Unbeaten Figueroa talks about where he thinks his KO victory over former titleholder Oscar Escandon Sunday night in the main event of PBC on FS1 places him in the 122-pound ranks.
A head-swiveling right uppercut transformed 21-year-old power-punching, switch-hitter Brandon Figueroa from prospect to contender. Figueroa scored a knockout victory over former world champion Oscar Escandon in Sunday night’s grueling 122-pound PBC on FS1 main event at Citizens Business Bank Arena in Ontario, California.
Figueroa (17-0, 12 KOs) overcame a cut over his left eye from a third-round head butt to secure his most definitive victory. He dropped and stopped Escandon (25-5, 17 KOs) in the 10th-round of a toe-to-toe battle with his father, Omar Figueroa Sr., working his corner and with older brother and former 135-pound champion, Omar Jr., working ringside as a TV commentator.
Figueroa scored his third stoppage of 2018. Now he has put himself in line to challenge champions at 122 pounds.
“I think I gave the fans what they wanted to see. I proved I have the grit and the conditioning to go hard, throwing punches the entire 10 rounds,” said Figueroa, a native of Weslaco, Texas.
“But I’ve still got things to work on, so I’m not in a rush to fight for a world title. I’ll continue improving and working on my craft, but if a title shot’s something my management team believes I’m ready for then I’ll be ready.”
The customarily orthodox Figueroa’s finishing blow was delivered out of a southpaw stance as he went furthest in a fight since consecutive eight-round unanimous decision wins over Luis Fernando Saavedra and Fatiou Fassinou in May and July 2017.
“This was the first time I’ve stopped a guy with a right uppercut.

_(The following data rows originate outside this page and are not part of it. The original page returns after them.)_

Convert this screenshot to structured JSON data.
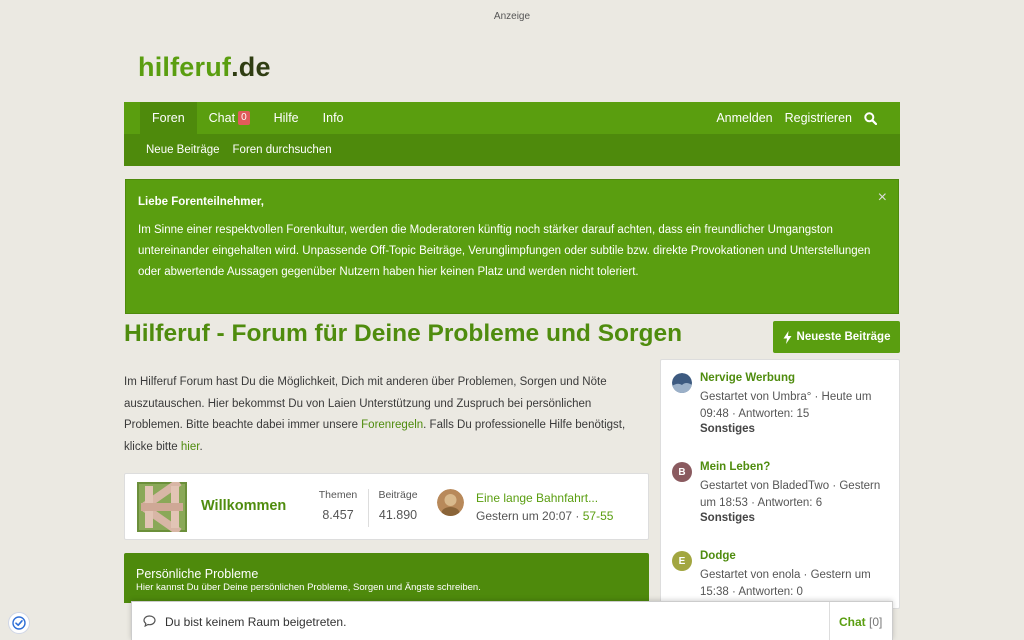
{
  "ad": {
    "label": "Anzeige"
  },
  "logo": {
    "part1": "hilferuf",
    "part2": ".de"
  },
  "nav": {
    "tabs": [
      {
        "label": "Foren"
      },
      {
        "label": "Chat",
        "badge": "0"
      },
      {
        "label": "Hilfe"
      },
      {
        "label": "Info"
      }
    ],
    "login": "Anmelden",
    "register": "Registrieren",
    "search_icon": "search-icon"
  },
  "subnav": {
    "items": [
      "Neue Beiträge",
      "Foren durchsuchen"
    ]
  },
  "notice": {
    "title": "Liebe Forenteilnehmer,",
    "text": "Im Sinne einer respektvollen Forenkultur, werden die Moderatoren künftig noch stärker darauf achten, dass ein freundlicher Umgangston untereinander eingehalten wird. Unpassende Off-Topic Beiträge, Verunglimpfungen oder subtile bzw. direkte Provokationen und Unterstellungen oder abwertende Aussagen gegenüber Nutzern haben hier keinen Platz und werden nicht toleriert.",
    "close": "×"
  },
  "page": {
    "title": "Hilferuf - Forum für Deine Probleme und Sorgen",
    "newest_button": "Neueste Beiträge",
    "intro": {
      "p1": "Im Hilferuf Forum hast Du die Möglichkeit, Dich mit anderen über Problemen, Sorgen und Nöte auszutauschen. Hier bekommst Du von Laien Unterstützung und Zuspruch bei persönlichen Problemen. Bitte beachte dabei immer unsere ",
      "link1": "Forenregeln",
      "p2": ". Falls Du professionelle Hilfe benötigst, klicke bitte ",
      "link2": "hier",
      "p3": "."
    }
  },
  "forum_card": {
    "name": "Willkommen",
    "themen_label": "Themen",
    "themen_value": "8.457",
    "beitraege_label": "Beiträge",
    "beitraege_value": "41.890",
    "last_title": "Eine lange Bahnfahrt...",
    "last_time": "Gestern um 20:07",
    "last_sep": " · ",
    "last_user": "57-55"
  },
  "category": {
    "title": "Persönliche Probleme",
    "desc": "Hier kannst Du über Deine persönlichen Probleme, Sorgen und Ängste schreiben."
  },
  "sidebar": {
    "items": [
      {
        "title": "Nervige Werbung",
        "meta": "Gestartet von Umbra° · Heute um 09:48 · Antworten: 15",
        "forum": "Sonstiges",
        "avatar_letter": "",
        "avatar_color": "#3d5a80"
      },
      {
        "title": "Mein Leben?",
        "meta": "Gestartet von BladedTwo · Gestern um 18:53 · Antworten: 6",
        "forum": "Sonstiges",
        "avatar_letter": "B",
        "avatar_color": "#8a5a5f"
      },
      {
        "title": "Dodge",
        "meta": "Gestartet von enola · Gestern um 15:38 · Antworten: 0",
        "forum": "",
        "avatar_letter": "E",
        "avatar_color": "#a2a640"
      }
    ]
  },
  "chatbar": {
    "status": "Du bist keinem Raum beigetreten.",
    "chat_label": "Chat",
    "chat_count": "[0]"
  }
}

I felt his power, but I was confident, never hurt, and the cut and blood never bothered me,” said Figueroa.
“I just kept digging to the head and body, working the angles, demonstrating versatility as a southpaw, mixing up my combinations and fighting inside and outside.”

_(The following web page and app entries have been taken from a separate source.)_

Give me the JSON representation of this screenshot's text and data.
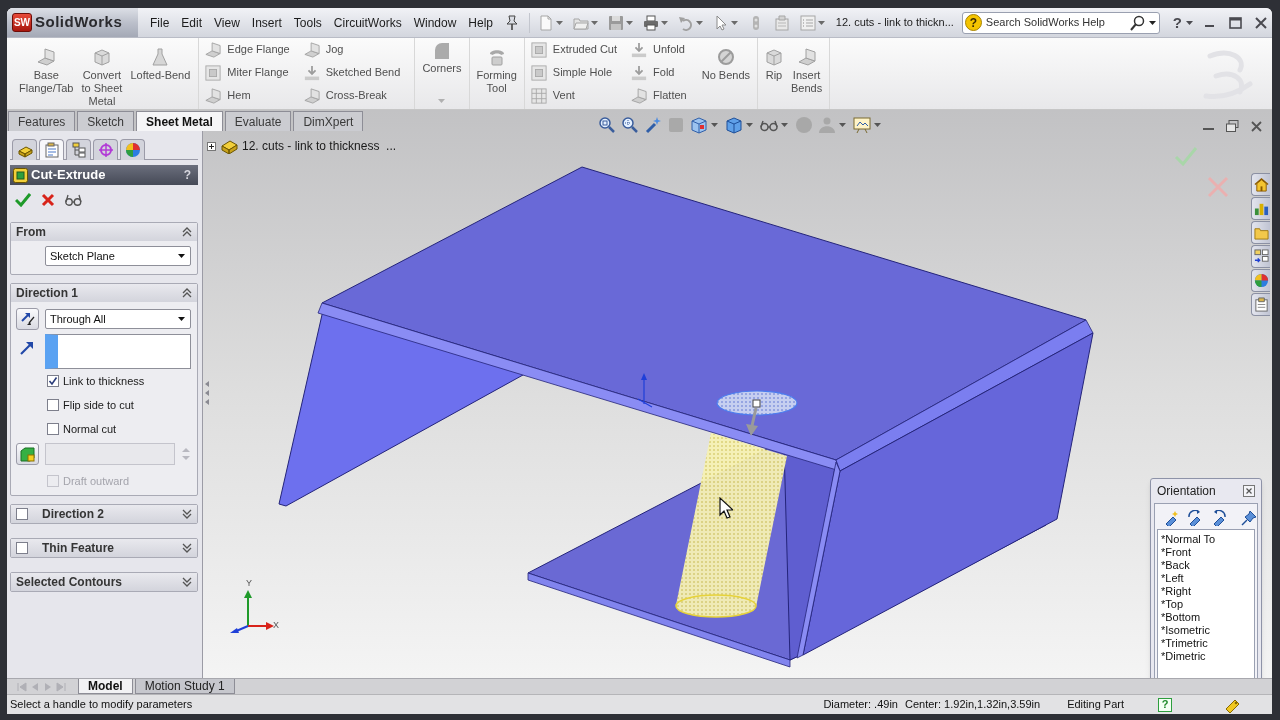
{
  "app": {
    "logo_badge": "SW",
    "logo": "SolidWorks",
    "document_title": "12. cuts - link to thickn...",
    "help_glyph": "?"
  },
  "menu": [
    "File",
    "Edit",
    "View",
    "Insert",
    "Tools",
    "CircuitWorks",
    "Window",
    "Help"
  ],
  "search": {
    "placeholder": "Search SolidWorks Help",
    "help_glyph": "?"
  },
  "command_manager": {
    "groups": [
      {
        "columns": [
          {
            "kind": "large",
            "label": "Base\nFlange/Tab"
          },
          {
            "kind": "large",
            "label": "Convert\nto Sheet\nMetal"
          },
          {
            "kind": "large",
            "label": "Lofted-Bend"
          }
        ]
      },
      {
        "columns": [
          {
            "kind": "stack",
            "items": [
              "Edge Flange",
              "Miter Flange",
              "Hem"
            ]
          },
          {
            "kind": "stack",
            "items": [
              "Jog",
              "Sketched Bend",
              "Cross-Break"
            ]
          }
        ]
      },
      {
        "columns": [
          {
            "kind": "menu",
            "label": "Corners"
          }
        ]
      },
      {
        "columns": [
          {
            "kind": "large",
            "label": "Forming\nTool"
          }
        ]
      },
      {
        "columns": [
          {
            "kind": "stack",
            "items": [
              "Extruded Cut",
              "Simple Hole",
              "Vent"
            ]
          },
          {
            "kind": "stack",
            "items": [
              "Unfold",
              "Fold",
              "Flatten"
            ]
          },
          {
            "kind": "large",
            "label": "No Bends"
          }
        ]
      },
      {
        "columns": [
          {
            "kind": "large",
            "label": "Rip"
          },
          {
            "kind": "large",
            "label": "Insert\nBends"
          }
        ]
      }
    ]
  },
  "feature_tabs": [
    {
      "label": "Features",
      "selected": false
    },
    {
      "label": "Sketch",
      "selected": false
    },
    {
      "label": "Sheet Metal",
      "selected": true
    },
    {
      "label": "Evaluate",
      "selected": false
    },
    {
      "label": "DimXpert",
      "selected": false
    }
  ],
  "property_manager": {
    "manager_tabs": [
      {
        "selected": false
      },
      {
        "selected": true
      },
      {
        "selected": false
      },
      {
        "selected": false
      },
      {
        "selected": false
      }
    ],
    "title": "Cut-Extrude",
    "help_glyph": "?",
    "groups": [
      {
        "kind": "from",
        "title": "From",
        "expanded": true,
        "start_condition": "Sketch Plane"
      },
      {
        "kind": "direction",
        "title": "Direction 1",
        "expanded": true,
        "end_condition": "Through All",
        "options": [
          {
            "label": "Link to thickness",
            "checked": true,
            "disabled": false
          },
          {
            "label": "Flip side to cut",
            "checked": false,
            "disabled": false
          },
          {
            "label": "Normal cut",
            "checked": false,
            "disabled": false
          }
        ],
        "draft_angle": {
          "disabled": true
        },
        "draft_outward": {
          "label": "Draft outward",
          "checked": false,
          "disabled": true
        }
      },
      {
        "kind": "optional",
        "title": "Direction 2",
        "expanded": false,
        "checked": false
      },
      {
        "kind": "optional",
        "title": "Thin Feature",
        "expanded": false,
        "checked": false
      },
      {
        "kind": "plain",
        "title": "Selected Contours",
        "expanded": false
      }
    ]
  },
  "feature_tree": {
    "expanded": false,
    "label": "12. cuts - link to thickness  ..."
  },
  "triad": {
    "labels": [
      "Y",
      "X"
    ]
  },
  "orientation": {
    "title": "Orientation",
    "views": [
      "*Normal To",
      "*Front",
      "*Back",
      "*Left",
      "*Right",
      "*Top",
      "*Bottom",
      "*Isometric",
      "*Trimetric",
      "*Dimetric"
    ]
  },
  "bottom_tabs": [
    {
      "label": "Model",
      "selected": true
    },
    {
      "label": "Motion Study 1",
      "selected": false
    }
  ],
  "status_bar": {
    "message": "Select a handle to modify parameters",
    "diameter": "Diameter: .49in",
    "center": "Center: 1.92in,1.32in,3.59in",
    "mode": "Editing Part",
    "help_glyph": "?"
  }
}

A 2004 Olympian from Colombia, Escandon, 34, suffered his third-straight setback following a seventh-round stoppage of Robinson Castellanos for an interim 126-pound title in March 2016. Escandon was knocked out in previous matches by Tugstsogt Nayambayar and WBC 126-pound champion Gary Russell Jr.

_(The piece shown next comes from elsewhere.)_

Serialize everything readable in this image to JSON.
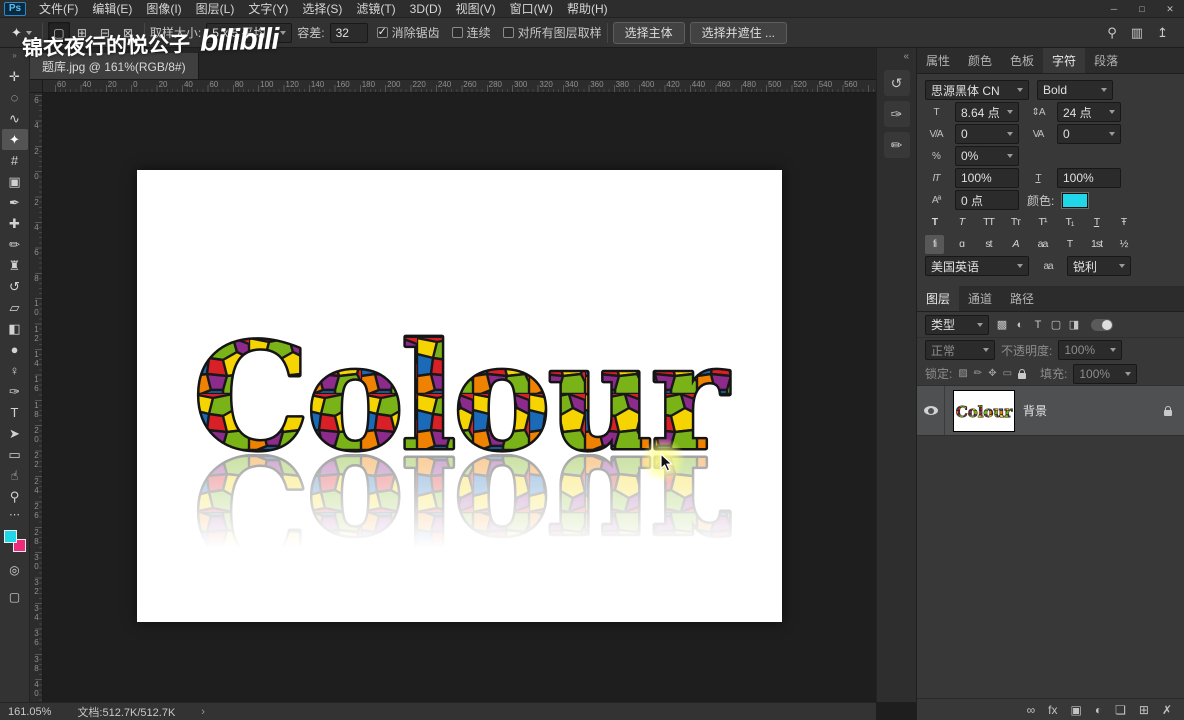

“The was a great achievement and experience in a crowd-pleasing fight for Brandon against a former world champion who made him work,” said Omar Sr. “Brandon showed he could overcome adversity, ultimately carrying his power late into the fight and getting the knockout in the last round. On a scale of 1-to-10, I would give Brandon’s an 8 or a 9 for his performance because he’s still learning.”
One man eying Figueroa was Stephen Fulton (14-0, 6 KOs), who scored an eight-round unanimous decision over German Meraz (61-41-2, 38 KOs) on the undercard on Sunday. It was Fulton’s second-straight victory since he began working as the primary sparring partner for Carl Frampton, an Irish, two-division champion.
“I’ve wanted to fight Fulton since the beginning of the year. A fight with him would be really good for me,” said Figueroa. “We’re both undefeated and he’s a boxer who likes to move around, so if he wants to fight me, let’s make it happen.”
Fulton, who sparred 50 rounds with Frampton to help him prepare for Nonito Donaire in April, would like to fight Figueroa.
“That’s [Figueroa] a fight that’s gotta be made, next. What’s attractive about the fight is Figueroa tries to fight, and I’m a boxer, so I guess they think I’m gonna run. But as you saw tonight, I made my opponent run, so it’s not going down like that,” said Fulton, 24.
“His opponent landed some good shots on him until he caught his man with a nice shot and stopped him. If Figueroa chooses to fight southpaw, I’ll adjust, because I’ve knocked out every southpaw I’ve fought. I don’t think he’s ready for me, yet, so hopefully I’ll win by KO.”
For a complete recap of Figueroa vs Escandon, check out our fight page.